The Pandemic, The Return of Positivism, and the Forgotten Lesson of Critical Rationalism
The Covid-19 epidemic was accompanied by the resurgence of a positivist mentality. The idea that science is a human enterprise and, therefore, a fallible one seems to have suddenly disappeared from public discourse. In the second half of the twentieth century, positivism seemed out of fashion, while so-called “critical rationalism” had become the dominant paradigm. The situation now seems to be reversed. Faced with a largely unknown phenomenon, physicians and biologists presented their theories as definitive and unappealable truths. Anyone – even experts – who raised doubts about the plausibility of these theories or the effectiveness of the remedies imposed by the political authorities was immediately censored. This article proposes a reconsideration of critical rationalism, presenting it as a form of gnoseological fallibilism and a forgotten lesson of history. The most famous representative of this epistemo-logical approach is perhaps Karl Popper, whose ideas I will briefly touch upon. However, I will focus above all on Gaston Bachelard’s philosophical thought, to show that critical rationalism is not the theory of a single scholar, but a broad cultural movement that has emerged both in the Anglosphere and in the areas of the Romance languages. Besides, Bachelard’s thought is important because it anticipates themes and ways of analysis of the sociology of science. Indeed, it shows how the cumbersome presence of economic interests in the world of contemporary science constitutes an epistemological obstacle and not simply an ethical problem. This is crucial to understand the response of political institutions, the media, and common citizens to the pandemic emergency.
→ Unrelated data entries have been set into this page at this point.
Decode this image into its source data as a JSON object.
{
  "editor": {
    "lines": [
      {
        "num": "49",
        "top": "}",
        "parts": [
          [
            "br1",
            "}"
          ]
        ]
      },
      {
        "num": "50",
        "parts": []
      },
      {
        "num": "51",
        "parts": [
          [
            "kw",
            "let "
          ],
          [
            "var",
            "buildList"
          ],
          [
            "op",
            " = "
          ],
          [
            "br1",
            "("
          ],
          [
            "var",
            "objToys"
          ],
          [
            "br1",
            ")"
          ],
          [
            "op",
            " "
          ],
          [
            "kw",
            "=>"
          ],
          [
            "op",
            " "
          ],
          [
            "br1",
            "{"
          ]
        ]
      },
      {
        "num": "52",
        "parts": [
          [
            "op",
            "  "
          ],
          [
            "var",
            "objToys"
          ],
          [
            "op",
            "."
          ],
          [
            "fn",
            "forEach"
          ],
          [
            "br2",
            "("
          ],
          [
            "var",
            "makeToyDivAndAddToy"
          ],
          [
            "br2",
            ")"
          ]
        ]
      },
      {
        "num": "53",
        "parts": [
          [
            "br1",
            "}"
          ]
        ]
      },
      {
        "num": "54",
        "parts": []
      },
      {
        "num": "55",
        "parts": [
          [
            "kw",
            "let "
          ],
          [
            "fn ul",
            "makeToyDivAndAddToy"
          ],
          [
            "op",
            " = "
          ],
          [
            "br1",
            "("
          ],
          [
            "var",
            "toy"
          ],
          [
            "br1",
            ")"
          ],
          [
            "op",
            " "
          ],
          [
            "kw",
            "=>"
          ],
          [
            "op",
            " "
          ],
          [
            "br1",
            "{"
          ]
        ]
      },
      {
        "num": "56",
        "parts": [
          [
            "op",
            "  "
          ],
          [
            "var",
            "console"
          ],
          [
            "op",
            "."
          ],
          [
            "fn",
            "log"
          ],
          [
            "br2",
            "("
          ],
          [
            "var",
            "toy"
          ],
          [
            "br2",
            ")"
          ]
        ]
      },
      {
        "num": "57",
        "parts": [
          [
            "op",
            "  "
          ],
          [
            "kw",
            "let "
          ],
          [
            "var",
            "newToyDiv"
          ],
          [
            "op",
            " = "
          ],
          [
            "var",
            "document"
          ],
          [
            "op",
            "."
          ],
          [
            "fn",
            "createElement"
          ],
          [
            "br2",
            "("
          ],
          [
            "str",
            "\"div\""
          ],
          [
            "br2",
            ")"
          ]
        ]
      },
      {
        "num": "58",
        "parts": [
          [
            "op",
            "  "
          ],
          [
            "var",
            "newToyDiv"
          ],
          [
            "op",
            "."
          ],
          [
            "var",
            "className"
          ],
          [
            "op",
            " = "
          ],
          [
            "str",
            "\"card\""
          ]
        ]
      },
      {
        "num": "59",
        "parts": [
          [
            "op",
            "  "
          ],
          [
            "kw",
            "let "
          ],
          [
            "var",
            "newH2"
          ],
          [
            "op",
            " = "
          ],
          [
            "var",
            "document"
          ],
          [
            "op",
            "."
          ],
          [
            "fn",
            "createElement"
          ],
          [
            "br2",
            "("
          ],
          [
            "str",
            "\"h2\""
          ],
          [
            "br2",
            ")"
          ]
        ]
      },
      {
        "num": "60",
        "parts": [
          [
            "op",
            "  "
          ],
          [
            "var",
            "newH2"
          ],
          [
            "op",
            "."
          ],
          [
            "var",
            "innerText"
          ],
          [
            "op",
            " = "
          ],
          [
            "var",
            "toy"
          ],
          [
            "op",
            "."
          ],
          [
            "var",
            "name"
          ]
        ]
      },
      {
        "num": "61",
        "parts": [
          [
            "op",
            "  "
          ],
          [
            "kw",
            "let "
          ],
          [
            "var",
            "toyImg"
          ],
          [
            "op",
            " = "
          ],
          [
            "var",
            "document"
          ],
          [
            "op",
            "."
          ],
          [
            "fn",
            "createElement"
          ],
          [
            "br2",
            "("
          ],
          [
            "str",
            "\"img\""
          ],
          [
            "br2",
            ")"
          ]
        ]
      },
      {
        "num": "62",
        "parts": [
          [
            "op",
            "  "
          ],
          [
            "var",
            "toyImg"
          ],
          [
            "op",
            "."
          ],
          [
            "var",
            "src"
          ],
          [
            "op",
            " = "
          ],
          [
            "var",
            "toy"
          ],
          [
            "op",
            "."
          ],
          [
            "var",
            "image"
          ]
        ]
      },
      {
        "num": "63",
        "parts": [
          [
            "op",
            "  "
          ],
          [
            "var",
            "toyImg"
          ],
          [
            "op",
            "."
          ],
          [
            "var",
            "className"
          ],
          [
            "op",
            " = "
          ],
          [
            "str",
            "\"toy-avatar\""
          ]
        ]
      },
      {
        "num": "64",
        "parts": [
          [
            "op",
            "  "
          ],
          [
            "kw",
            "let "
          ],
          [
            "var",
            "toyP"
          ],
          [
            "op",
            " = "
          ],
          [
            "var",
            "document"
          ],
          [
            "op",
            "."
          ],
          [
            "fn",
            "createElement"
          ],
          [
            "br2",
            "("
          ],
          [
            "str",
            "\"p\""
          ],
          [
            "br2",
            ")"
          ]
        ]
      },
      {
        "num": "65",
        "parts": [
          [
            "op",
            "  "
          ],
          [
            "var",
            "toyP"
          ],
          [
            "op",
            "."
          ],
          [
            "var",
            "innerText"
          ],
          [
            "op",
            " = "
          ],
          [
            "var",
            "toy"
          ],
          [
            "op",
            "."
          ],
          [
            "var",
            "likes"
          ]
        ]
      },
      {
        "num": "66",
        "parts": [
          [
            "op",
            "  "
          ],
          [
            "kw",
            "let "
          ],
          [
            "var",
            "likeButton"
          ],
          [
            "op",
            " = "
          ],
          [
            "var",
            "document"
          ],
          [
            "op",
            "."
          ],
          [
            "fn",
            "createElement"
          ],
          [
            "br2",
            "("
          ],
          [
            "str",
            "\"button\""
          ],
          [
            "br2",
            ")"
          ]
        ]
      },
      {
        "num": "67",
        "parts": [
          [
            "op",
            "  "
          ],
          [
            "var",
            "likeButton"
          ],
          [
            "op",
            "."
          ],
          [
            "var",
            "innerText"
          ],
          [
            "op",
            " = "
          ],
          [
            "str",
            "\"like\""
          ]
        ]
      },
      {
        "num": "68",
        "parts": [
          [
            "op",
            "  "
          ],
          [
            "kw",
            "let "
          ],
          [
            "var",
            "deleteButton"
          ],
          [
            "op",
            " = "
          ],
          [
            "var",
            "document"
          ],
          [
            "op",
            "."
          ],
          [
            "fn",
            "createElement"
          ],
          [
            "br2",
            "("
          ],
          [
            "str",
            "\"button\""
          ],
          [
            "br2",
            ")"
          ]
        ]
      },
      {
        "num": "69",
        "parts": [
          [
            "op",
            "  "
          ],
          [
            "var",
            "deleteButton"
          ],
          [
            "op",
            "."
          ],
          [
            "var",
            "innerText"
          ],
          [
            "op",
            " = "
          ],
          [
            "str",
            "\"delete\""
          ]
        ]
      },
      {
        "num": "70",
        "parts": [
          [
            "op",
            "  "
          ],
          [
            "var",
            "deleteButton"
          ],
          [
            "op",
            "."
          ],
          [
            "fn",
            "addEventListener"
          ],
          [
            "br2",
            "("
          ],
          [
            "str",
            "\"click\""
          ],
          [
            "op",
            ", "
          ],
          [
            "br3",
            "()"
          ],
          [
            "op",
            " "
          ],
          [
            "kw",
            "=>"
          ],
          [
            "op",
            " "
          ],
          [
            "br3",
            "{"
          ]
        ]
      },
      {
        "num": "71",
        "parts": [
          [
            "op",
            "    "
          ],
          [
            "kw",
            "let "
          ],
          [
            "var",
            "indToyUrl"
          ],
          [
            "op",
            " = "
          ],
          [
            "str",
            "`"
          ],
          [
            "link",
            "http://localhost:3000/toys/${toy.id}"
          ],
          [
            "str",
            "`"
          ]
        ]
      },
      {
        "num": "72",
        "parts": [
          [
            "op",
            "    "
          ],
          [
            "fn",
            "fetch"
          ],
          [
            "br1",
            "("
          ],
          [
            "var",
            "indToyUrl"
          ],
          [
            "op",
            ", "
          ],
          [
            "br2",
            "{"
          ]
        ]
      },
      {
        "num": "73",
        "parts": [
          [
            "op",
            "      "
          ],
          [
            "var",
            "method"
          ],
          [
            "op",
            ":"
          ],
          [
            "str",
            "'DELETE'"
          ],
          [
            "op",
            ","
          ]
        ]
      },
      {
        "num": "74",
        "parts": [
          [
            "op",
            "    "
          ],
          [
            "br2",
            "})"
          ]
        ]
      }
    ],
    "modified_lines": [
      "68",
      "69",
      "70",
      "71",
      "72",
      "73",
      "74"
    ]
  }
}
Received 04 May 2022. Revised 14 June 2022. Accepted 01 July 2022. Published online 12 July 2022
Riccardo CampaJagiellonian University in Krakow